I was at my booth at a boat show in Maryland when another maritime carver came to visit. Lordan was the local “yaahd cavaah,” as we’d describe it in New England. We hit off right away, talking about the little niceties of our trade. Somewhere along the line, he asked if I would be willing to make a swap. ” I know that you teach carving, and I also do. I’ve found that if I teach the students to carve the word CAT, they get a complete guide to letter carving in one word. It has the verticals, horizontals, curves, and diagonals all in one word.” We continued talking about letter carving for a while. In the days before Robo carving stole that end of our market, we tended to do a good bit of hand-carved quarter boards, transoms, and banners.
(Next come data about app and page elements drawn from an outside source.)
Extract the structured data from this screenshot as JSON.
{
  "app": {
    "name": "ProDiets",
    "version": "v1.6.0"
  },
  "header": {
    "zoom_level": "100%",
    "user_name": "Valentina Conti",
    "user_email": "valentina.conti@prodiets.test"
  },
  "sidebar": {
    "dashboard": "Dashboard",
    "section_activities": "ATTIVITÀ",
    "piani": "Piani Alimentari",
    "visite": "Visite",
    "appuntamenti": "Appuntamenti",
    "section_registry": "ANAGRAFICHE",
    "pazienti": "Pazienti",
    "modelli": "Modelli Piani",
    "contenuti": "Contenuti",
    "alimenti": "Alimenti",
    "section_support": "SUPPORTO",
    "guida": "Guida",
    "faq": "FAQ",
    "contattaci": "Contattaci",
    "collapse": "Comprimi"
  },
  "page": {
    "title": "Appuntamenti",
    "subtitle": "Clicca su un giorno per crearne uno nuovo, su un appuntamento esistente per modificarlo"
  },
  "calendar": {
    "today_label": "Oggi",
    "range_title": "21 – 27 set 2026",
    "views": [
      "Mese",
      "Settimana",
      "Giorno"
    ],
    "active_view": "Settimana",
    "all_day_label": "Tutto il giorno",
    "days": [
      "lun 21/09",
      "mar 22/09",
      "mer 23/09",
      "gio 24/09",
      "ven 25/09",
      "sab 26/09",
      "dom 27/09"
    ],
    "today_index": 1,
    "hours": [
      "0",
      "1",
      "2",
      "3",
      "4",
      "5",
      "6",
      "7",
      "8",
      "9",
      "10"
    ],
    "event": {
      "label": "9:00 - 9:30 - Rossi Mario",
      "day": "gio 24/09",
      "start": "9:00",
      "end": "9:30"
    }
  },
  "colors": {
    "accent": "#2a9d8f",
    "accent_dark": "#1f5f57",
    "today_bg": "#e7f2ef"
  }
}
After a while, I admitted that this was going to be useful to my students, and I asked him what he wanted in exchange. ” You carve a lovely little compass rose design. I’d love to borrow it for just a few boxes for presents.” “Done.” Says I, and the deal was complete.
Over the years, I used CAT to instruct many in letter carving. By the time they master CAT, the student is ready to move along to carving a quarter board.
So, the CAT carving was supposed to be a practice piece. But I noticed more than one student carefully finishing off the CAT practice piece as a finished piece of work. At last, confirmation came in the mail of what I had suspected. There, in all its glory, was the photo of a cat happily eating dinner in front of it’s very nicely varnished and gold-leafed CAT carving.
One man’s practice piece is another’s kitty gift,